### Records

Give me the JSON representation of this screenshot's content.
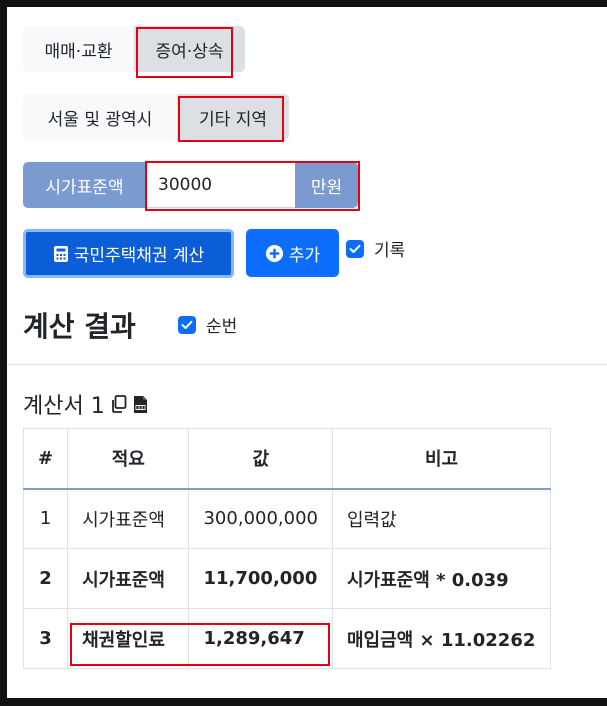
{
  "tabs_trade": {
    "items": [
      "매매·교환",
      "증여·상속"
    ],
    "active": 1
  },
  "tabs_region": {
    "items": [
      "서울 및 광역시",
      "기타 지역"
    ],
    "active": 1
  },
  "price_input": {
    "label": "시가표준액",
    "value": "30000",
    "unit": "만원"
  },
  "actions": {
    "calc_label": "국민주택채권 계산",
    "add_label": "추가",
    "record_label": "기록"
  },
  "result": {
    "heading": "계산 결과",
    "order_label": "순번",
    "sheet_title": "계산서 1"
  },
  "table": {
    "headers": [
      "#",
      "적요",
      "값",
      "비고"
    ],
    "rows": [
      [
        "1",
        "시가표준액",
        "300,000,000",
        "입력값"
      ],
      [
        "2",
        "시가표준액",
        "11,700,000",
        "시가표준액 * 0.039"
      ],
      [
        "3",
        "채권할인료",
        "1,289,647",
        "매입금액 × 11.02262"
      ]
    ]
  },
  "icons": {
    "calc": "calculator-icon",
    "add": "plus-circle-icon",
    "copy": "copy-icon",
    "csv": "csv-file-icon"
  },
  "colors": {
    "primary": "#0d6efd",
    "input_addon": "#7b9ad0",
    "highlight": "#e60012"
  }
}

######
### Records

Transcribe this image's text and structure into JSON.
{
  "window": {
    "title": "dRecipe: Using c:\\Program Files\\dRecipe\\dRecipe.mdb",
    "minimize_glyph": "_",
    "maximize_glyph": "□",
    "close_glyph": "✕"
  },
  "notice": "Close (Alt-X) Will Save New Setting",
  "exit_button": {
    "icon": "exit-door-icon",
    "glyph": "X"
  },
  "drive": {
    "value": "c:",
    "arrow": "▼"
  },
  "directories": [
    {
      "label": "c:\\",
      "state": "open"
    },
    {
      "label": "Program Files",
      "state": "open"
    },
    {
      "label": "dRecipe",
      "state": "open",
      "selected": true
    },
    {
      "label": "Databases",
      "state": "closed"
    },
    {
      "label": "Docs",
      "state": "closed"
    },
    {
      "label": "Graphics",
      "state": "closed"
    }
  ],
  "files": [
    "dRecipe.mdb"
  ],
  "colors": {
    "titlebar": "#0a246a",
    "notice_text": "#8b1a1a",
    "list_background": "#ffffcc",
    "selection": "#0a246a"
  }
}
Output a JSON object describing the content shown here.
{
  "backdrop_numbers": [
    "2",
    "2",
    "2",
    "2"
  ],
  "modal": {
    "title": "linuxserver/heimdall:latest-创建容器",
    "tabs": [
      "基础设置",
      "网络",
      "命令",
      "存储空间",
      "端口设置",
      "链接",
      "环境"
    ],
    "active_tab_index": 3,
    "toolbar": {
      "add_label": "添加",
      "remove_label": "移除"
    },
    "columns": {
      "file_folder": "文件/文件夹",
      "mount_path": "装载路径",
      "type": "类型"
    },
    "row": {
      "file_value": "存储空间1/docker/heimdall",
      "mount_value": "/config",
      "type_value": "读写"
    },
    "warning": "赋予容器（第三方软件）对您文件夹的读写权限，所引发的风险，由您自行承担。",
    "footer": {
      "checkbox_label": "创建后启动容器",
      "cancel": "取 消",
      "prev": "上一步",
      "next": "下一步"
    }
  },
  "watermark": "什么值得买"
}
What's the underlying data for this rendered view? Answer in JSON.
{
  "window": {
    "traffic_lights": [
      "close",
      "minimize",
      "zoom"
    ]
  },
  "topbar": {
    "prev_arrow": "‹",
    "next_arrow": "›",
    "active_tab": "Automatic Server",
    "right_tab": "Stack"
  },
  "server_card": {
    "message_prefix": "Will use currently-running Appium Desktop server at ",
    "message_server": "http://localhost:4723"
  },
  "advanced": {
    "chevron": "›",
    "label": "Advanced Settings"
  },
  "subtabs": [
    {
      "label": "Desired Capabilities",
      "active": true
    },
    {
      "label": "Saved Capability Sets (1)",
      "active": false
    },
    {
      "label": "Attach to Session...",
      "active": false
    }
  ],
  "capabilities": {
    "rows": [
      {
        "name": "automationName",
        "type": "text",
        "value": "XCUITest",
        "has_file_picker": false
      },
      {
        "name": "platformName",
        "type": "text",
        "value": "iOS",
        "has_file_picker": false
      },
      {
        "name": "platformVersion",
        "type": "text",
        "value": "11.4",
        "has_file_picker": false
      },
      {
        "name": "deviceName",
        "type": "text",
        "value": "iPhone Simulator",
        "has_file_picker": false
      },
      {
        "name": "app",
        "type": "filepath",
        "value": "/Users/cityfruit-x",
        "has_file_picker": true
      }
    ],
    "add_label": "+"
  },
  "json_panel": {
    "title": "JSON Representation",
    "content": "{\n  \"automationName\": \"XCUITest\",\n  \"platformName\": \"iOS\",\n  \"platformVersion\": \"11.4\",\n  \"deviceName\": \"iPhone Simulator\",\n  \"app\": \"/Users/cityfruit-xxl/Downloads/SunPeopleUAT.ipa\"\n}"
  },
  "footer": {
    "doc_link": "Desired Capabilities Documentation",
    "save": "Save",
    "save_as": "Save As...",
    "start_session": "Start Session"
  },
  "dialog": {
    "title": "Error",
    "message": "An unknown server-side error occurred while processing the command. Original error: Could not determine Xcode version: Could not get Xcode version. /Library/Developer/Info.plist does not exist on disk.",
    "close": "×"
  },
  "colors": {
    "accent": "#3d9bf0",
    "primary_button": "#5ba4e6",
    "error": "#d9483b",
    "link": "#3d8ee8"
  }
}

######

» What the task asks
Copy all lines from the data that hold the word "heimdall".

» Reply to the task
    "title": "linuxserver/heimdall:latest-创建容器",
      "file_value": "存储空间1/docker/heimdall",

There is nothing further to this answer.